Digital Thermometer — Making a dramatic, delicious, and healthy roast is easy, if you use a thermometer rather than try to ballpark it by minutes-per-pound. A digital thermometer with a probe that sticks into the oven and a display that sits outside where you can read it easily is what you need. For years I used this one — it even beeps when it’s reached your target temperature.

Digital Scale — It’s not just for the bakers and the drug dealers anymore. If you’re interested in losing weight, then it’s all about portion control. Weighing your ingredients, or dividing up your leftovers, with a scale is the easiest way to manage your portions. I’ve been using this digital scale for years.

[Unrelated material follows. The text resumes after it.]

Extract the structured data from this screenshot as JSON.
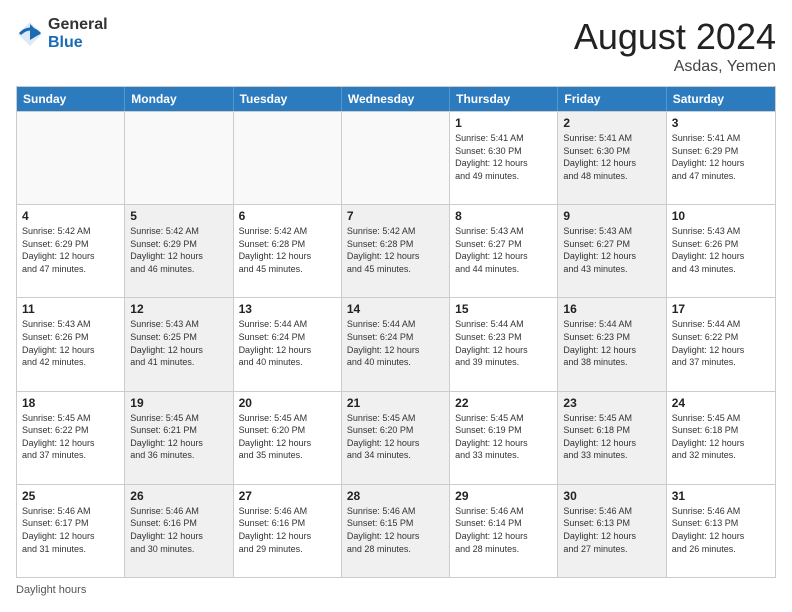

8” Chef’s Knife — It’s a little pricey, but a knife is something you hold every time you cook, you owe yourself a good one. And here, bigger is better. The chef’s knife is the most useful shape, with a point small enough to dice garlic with, but a long blade that you can use to chop any onion, potato, or bell pepper. The longer knife will make it easy to attack those big onions without any sacrifices on the garlic end of things. My favorite knife in the kitchen is this one from Wusthof.

Offset Serrated Knife — This is the best thing out there for bread (including sandwiches!) and also for tomatoes; instead of needing to push down to cut, which can crush a delicate thing like a beefsteak or a cheese steak. The trick with the serrated knives in general is to buy them as cheap as possible, so I suggest this nine-inch one.

Lemon Squeezer — While it’s not citrus season, when that time does come around, you’ll get much more juice from your lemons and limes, at much less effort, with one of these handled squeezers. Plus, they look great.

Mandoline — It’s not an instrument at a renaissance faire, it’s a very, very sharp thing, that slices vegetables and fruits nice and thin. If it’s easy to fix your veggies nice, you’ll make ‘em every day! We tried out this perfectly serviceable entry-level mandoline and discovered that we couldn’t live without it.


I have that stick blender. Christa has recently been applying it to pumpkins, for soup-making purposes. Works great.

I got an Escali scale a month or so ago. It came with no indication of how the batteries were supposed to be loaded — no manual, no +/- markings in the battery slot. After trying all configurations, there was only one that allowed it to turn on, but in that mode it claimed the batteries were low. We bought new ones, and it worked for long enough to configure it, and weigh something once. The next time I tried to turn it on, a few days later, it claimed the batteries were low again. I’m waiting to hear back from on whether I can return it. :-P

On knives, I’m a Henckel’s guy. (And at one point I happened to spot the Henckel’s logo on the knives in the original Japanese Kitchen Stadium — apparently the Iron Chefs were using the same knife set I have.)

I really should get a mandoline.

Hmm, my scale does not have either of those problems. You must have a lemon, sorry about that!

I also have some Henckels knives and really love them. It’s kind of like Adidas vs. Puma: Henckels and Wusthof are both in the same town, near each other, recruit from the same skill base, and source the same materials. (They use very similar steel.) Whichever way you go, you’re getting a great knife. Japanese knives tend to be quite different, in contrast.

That mandoline is only $9 and good enough to figure out whether or not you’ll like and use the tool. Give it a try.